Springfield lawyers Richard L. Schnake and Craig A. Street have been elected to leadership positions in the Supreme Court of Missouri Historical Society.
Schnake was installed as the president and Street as the secretary-treasurer at the Society’s annual dinner membership meeting in Jefferson City November 14. Chief Justice Mary Rhodes Russell was in attendance.
Schnake, a member of the Society’s Board of Trustees since 1999, is a partner in the Law Firm of Neale & Newman, L.L.P. He has handled more than 200 cases in the Missouri and federal appellate courts, including arguing 15 cases before the Missouri Supreme Court. He also practices in the area of intellectual property.
A 1982 graduate of Washington University School of Law in St. Louis, Schnake served as the law clerk for Supreme Court Judge Warren D. Welliver before joining Neale & Newman in 1983. He became a partner in 1988.
Street is the Chief Staff Attorney for the Missouri Court of Appeals, Southern District, which is headquartered in Springfield.
Street is a 1998 graduate of the University of Missouri School of Law. After graduation, he served as the law clerk for Court of Appeals Judge Kenneth W. Shrum before entering private practice with Neale & Newman.
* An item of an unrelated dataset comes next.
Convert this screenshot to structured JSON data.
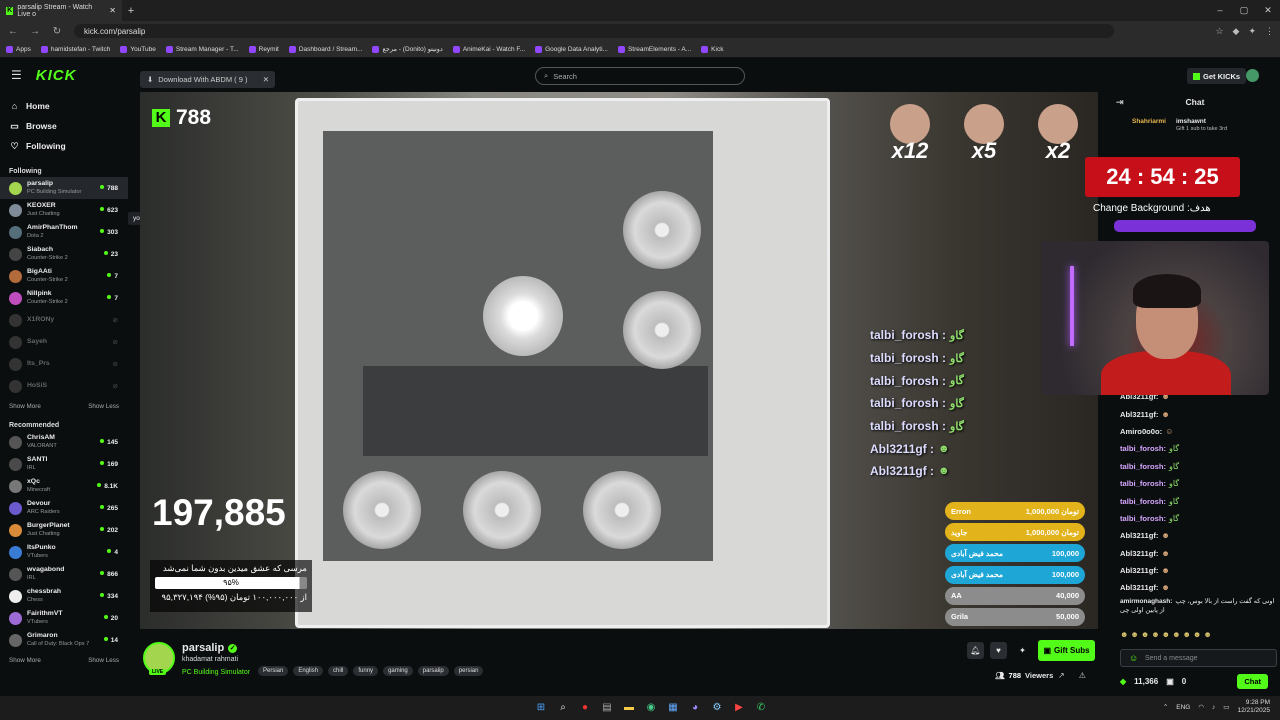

He returned to the court in 2002 and has been the Chief Staff Attorney since 2004.
The Supreme Court of Missouri Historical Society plays a major role in preserving the history of the Supreme Court and of both the Missouri judicial system and legal profession.
Its purposes also include encouraging research into the records and memorabilia relating to the Supreme Court, promoting increased knowledge of the history of the judicial system, and preserving and enhancing the Supreme Court building and its contents.
The Society commissioned the first complete history of the Missouri Supreme Court. The hardcover book, by St. Louis University School of Law Professor Emeritus Gerald T. Dunne, is The Missouri Supreme Court: From Dred Scott to Nancy Cruzan, published by the University of Missouri Press.
The Society has worked closely with the Missouri State Archives to index and digitize the Court’s records for ease of access by researchers and others interested in history. Case records provide a wealth of information about Missouri during the period surrounding the Civil War, an era of constant interest to historians.
Through the Seiler Fellowship, named for former Supreme Court Judge Robert E. Seiler, the Society has annually funded stipends for scholarly research and for two collegiate summer interns to work with the Archives on the indexing project.
The Society’s support was instrumental in the Archives’ receipt of a separate $100,000 grant from the National Archives to make Civil War-era records, including the records of the Dred Scottcase and others, accessible online.
The work of the Society is financed by dues and gifts, which are tax deductible.